WHAT THE EXERCISE ASKS
Check every line of the data and copy the ones where "content" appears.

--- --- ---

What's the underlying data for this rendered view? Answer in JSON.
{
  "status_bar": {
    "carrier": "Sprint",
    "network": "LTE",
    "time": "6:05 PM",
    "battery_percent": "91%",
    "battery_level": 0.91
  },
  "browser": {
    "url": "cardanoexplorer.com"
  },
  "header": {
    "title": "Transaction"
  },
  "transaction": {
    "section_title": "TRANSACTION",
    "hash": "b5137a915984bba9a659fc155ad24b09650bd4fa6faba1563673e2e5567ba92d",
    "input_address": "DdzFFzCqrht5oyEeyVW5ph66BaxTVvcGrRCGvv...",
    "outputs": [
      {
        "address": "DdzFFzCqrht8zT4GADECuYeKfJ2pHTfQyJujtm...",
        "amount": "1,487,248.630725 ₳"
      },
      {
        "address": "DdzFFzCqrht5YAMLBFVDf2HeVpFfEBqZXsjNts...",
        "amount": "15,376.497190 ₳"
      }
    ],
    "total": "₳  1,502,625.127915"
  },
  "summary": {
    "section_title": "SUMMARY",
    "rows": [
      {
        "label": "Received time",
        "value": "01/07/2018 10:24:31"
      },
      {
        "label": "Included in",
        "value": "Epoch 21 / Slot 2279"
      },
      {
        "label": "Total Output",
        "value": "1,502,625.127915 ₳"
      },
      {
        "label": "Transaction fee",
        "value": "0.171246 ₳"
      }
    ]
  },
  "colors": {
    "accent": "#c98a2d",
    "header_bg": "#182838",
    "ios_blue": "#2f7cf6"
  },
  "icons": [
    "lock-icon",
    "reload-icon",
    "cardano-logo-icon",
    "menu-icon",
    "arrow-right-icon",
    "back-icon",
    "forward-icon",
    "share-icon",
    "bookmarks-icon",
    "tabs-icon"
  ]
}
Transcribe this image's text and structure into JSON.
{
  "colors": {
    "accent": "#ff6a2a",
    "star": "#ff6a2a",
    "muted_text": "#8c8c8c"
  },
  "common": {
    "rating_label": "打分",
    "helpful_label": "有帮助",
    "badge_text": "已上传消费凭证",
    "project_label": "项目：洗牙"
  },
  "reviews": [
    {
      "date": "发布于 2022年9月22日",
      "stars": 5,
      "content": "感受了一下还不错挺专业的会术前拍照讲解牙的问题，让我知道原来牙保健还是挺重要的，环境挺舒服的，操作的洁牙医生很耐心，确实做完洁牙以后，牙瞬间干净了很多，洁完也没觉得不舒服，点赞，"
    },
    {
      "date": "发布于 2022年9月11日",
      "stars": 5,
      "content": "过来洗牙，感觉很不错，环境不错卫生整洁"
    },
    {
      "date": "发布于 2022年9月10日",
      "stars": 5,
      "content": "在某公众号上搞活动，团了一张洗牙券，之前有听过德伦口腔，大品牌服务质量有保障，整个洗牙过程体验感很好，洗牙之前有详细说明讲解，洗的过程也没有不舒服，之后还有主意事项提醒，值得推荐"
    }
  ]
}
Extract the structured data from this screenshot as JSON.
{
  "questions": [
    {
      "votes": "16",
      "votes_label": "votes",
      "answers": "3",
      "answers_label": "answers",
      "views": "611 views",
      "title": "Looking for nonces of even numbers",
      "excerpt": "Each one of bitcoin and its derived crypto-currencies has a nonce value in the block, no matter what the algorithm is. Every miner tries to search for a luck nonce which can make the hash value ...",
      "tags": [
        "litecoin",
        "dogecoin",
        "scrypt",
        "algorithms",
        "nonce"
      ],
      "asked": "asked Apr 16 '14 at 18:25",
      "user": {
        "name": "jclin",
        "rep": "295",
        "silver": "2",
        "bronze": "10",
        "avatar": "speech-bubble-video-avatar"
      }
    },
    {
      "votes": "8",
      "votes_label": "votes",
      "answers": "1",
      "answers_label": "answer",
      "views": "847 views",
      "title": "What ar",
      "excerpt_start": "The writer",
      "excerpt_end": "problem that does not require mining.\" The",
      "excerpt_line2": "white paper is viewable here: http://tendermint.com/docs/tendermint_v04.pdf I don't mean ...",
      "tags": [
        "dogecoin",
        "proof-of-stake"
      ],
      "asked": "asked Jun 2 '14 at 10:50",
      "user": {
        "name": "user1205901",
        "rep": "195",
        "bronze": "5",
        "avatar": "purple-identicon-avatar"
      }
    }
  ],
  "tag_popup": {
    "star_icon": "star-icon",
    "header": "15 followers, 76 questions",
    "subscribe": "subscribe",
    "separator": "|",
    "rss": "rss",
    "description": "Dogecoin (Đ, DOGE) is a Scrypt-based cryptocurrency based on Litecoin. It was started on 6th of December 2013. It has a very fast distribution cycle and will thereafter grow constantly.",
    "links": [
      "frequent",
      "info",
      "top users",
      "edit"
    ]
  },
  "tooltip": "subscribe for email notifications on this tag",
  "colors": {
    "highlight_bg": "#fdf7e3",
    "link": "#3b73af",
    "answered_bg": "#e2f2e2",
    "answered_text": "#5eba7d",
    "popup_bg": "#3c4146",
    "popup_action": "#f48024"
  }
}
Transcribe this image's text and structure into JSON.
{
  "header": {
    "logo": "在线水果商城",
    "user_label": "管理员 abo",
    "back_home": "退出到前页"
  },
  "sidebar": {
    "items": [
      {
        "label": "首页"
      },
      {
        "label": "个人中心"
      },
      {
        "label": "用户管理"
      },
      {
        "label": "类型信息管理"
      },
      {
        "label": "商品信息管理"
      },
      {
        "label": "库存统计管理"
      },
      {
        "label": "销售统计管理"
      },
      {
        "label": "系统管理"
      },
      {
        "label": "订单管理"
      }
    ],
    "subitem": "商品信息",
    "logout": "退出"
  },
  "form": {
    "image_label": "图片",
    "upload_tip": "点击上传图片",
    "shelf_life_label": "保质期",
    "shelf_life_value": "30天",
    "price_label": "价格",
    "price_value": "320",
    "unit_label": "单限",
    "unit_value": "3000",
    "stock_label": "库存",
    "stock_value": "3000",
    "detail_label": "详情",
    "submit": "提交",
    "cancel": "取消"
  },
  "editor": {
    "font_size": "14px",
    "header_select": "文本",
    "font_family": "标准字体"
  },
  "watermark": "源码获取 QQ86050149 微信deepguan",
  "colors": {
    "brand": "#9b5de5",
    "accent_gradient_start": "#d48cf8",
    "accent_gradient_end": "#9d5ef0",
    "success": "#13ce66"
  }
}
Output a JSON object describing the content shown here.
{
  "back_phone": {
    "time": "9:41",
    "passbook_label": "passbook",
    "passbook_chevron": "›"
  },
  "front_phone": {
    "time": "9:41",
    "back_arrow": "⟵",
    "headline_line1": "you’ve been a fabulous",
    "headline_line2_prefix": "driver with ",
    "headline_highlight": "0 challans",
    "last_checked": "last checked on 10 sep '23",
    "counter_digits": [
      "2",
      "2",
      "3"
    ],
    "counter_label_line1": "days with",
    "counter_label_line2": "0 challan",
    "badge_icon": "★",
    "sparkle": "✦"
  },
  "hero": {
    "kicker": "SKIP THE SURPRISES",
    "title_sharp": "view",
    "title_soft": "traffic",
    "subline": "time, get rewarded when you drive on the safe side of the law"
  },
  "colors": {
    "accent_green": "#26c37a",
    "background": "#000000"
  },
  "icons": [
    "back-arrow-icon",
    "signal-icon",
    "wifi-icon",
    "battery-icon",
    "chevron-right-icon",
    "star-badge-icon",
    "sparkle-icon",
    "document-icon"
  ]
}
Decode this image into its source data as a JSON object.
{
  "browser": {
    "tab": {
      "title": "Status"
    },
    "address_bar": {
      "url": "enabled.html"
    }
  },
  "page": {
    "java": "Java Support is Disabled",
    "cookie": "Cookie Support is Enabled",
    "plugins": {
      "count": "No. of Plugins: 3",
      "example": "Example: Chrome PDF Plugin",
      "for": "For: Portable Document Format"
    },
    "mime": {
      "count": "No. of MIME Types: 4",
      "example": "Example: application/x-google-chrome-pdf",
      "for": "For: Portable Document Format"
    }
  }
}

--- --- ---

THE ANSWER
      "content": "感受了一下还不错挺专业的会术前拍照讲解牙的问题，让我知道原来牙保健还是挺重要的，环境挺舒服的，操作的洁牙医生很耐心，确实做完洁牙以后，牙瞬间干净了很多，洁完也没觉得不舒服，点赞，"
      "content": "过来洗牙，感觉很不错，环境不错卫生整洁"
      "content": "在某公众号上搞活动，团了一张洗牙券，之前有听过德伦口腔，大品牌服务质量有保障，整个洗牙过程体验感很好，洗牙之前有详细说明讲解，洗的过程也没有不舒服，之后还有主意事项提醒，值得推荐"
Output a JSON object describing the content shown here.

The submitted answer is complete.